TASK MATERIAL:

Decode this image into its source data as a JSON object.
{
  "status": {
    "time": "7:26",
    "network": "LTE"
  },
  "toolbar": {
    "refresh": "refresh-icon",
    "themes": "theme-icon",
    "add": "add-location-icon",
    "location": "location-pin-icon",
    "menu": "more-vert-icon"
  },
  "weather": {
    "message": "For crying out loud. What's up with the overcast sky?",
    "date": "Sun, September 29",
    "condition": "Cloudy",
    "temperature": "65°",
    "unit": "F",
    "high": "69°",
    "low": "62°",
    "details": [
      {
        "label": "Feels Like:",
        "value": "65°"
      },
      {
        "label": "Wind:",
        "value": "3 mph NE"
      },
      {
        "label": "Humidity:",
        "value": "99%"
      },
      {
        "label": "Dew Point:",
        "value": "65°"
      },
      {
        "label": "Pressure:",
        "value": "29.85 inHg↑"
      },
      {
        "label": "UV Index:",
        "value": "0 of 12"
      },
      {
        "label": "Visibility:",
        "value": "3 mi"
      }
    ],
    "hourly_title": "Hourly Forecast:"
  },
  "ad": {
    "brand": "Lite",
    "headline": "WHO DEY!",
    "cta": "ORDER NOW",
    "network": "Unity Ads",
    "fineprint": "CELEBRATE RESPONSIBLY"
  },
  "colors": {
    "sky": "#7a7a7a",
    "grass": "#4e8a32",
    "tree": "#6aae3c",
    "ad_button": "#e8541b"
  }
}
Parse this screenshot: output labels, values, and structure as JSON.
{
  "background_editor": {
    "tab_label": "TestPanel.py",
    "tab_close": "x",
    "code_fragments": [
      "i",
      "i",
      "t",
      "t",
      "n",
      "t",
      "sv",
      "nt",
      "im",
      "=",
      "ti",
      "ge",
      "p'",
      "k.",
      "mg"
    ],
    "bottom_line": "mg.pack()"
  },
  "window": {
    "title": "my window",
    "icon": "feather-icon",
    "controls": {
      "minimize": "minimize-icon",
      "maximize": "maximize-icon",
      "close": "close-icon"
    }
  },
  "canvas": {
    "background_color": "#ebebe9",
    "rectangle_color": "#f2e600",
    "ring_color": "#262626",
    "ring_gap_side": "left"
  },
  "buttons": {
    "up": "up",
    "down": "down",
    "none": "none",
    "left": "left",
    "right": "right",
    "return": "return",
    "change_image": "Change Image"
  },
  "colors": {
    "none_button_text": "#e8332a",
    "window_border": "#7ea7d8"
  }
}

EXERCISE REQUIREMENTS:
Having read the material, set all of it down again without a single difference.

RESULT OF THE EXERCISE:
Decode this image into its source data as a JSON object.
{
  "status": {
    "time": "7:26",
    "network": "LTE"
  },
  "toolbar": {
    "refresh": "refresh-icon",
    "themes": "theme-icon",
    "add": "add-location-icon",
    "location": "location-pin-icon",
    "menu": "more-vert-icon"
  },
  "weather": {
    "message": "For crying out loud. What's up with the overcast sky?",
    "date": "Sun, September 29",
    "condition": "Cloudy",
    "temperature": "65°",
    "unit": "F",
    "high": "69°",
    "low": "62°",
    "details": [
      {
        "label": "Feels Like:",
        "value": "65°"
      },
      {
        "label": "Wind:",
        "value": "3 mph NE"
      },
      {
        "label": "Humidity:",
        "value": "99%"
      },
      {
        "label": "Dew Point:",
        "value": "65°"
      },
      {
        "label": "Pressure:",
        "value": "29.85 inHg↑"
      },
      {
        "label": "UV Index:",
        "value": "0 of 12"
      },
      {
        "label": "Visibility:",
        "value": "3 mi"
      }
    ],
    "hourly_title": "Hourly Forecast:"
  },
  "ad": {
    "brand": "Lite",
    "headline": "WHO DEY!",
    "cta": "ORDER NOW",
    "network": "Unity Ads",
    "fineprint": "CELEBRATE RESPONSIBLY"
  },
  "colors": {
    "sky": "#7a7a7a",
    "grass": "#4e8a32",
    "tree": "#6aae3c",
    "ad_button": "#e8541b"
  }
}
Parse this screenshot: output labels, values, and structure as JSON.
{
  "background_editor": {
    "tab_label": "TestPanel.py",
    "tab_close": "x",
    "code_fragments": [
      "i",
      "i",
      "t",
      "t",
      "n",
      "t",
      "sv",
      "nt",
      "im",
      "=",
      "ti",
      "ge",
      "p'",
      "k.",
      "mg"
    ],
    "bottom_line": "mg.pack()"
  },
  "window": {
    "title": "my window",
    "icon": "feather-icon",
    "controls": {
      "minimize": "minimize-icon",
      "maximize": "maximize-icon",
      "close": "close-icon"
    }
  },
  "canvas": {
    "background_color": "#ebebe9",
    "rectangle_color": "#f2e600",
    "ring_color": "#262626",
    "ring_gap_side": "left"
  },
  "buttons": {
    "up": "up",
    "down": "down",
    "none": "none",
    "left": "left",
    "right": "right",
    "return": "return",
    "change_image": "Change Image"
  },
  "colors": {
    "none_button_text": "#e8332a",
    "window_border": "#7ea7d8"
  }
}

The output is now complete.